“Organisations need to find ways to control where sensitive data is stored and put safeguards in place which prevent it from leaving the company network. Many companies do this, but a lot of large companies with very valuable data do not,” he said.
Another survey, commissioned by Fujitsu, revealed that only 7% of UK employees rate their business data higher than their personal information, and more than half of those polled said they value their own data more than their work data, while 43% said they "somewhat" or "completely" agree that they have no idea of the value of business data.
Fujitsu said that, while 58% of respondents understand the risks around identity theft, the study suggests more needs to be done – from both businesses and employees.
Only 13% of respondents said they know what security their business has in place and almost a quarter feel as though their organisation and they themselves could be doing more.
“With 30% of employees agreeing that they worry more about losing personal data than business data, organisations have a challenge on their hands,” said Andy Herrington, head of cyber professional services at Fujitsu.
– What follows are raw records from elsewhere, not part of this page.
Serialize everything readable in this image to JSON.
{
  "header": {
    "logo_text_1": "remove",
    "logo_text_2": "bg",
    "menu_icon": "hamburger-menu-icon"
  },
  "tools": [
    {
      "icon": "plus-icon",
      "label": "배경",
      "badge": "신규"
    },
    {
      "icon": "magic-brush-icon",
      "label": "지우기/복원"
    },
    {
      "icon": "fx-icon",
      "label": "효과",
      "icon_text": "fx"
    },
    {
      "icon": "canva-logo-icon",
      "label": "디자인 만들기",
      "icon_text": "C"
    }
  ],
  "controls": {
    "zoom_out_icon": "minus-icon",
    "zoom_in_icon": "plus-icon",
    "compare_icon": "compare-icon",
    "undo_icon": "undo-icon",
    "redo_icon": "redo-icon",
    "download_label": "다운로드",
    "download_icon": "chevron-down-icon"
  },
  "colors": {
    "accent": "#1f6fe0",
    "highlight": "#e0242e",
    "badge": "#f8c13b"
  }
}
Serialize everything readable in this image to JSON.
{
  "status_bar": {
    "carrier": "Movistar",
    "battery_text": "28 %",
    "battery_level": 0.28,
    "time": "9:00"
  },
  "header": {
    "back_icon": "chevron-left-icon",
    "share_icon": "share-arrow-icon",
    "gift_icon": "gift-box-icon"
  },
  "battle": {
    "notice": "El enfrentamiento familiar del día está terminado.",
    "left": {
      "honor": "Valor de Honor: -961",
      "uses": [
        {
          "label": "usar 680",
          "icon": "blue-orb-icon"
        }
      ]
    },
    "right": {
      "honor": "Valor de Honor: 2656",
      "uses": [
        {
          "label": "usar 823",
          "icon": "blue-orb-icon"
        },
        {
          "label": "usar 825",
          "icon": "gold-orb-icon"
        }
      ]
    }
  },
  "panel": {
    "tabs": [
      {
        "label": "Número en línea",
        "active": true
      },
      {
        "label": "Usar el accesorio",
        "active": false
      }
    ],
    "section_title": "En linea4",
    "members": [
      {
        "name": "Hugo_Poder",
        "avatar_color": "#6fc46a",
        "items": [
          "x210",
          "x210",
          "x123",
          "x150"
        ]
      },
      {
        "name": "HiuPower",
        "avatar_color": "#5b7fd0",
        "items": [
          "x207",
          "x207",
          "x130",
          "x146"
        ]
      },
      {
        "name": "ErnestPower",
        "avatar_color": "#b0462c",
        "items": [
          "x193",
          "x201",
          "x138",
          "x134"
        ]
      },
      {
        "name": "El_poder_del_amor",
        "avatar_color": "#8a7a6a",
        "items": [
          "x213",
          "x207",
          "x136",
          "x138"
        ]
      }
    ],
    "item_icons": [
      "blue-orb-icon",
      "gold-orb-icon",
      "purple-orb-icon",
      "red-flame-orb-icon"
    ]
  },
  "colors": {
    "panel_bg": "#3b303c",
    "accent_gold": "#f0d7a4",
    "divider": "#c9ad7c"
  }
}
“While there is no quick fix in changing these perceptions, the process needs to start with the people. Educating employees about the value of and how to protect personal data is a great starting point and businesses will see this data-safeguarding attitude trickle through the business, helping employees become part of the threat defence,” he said.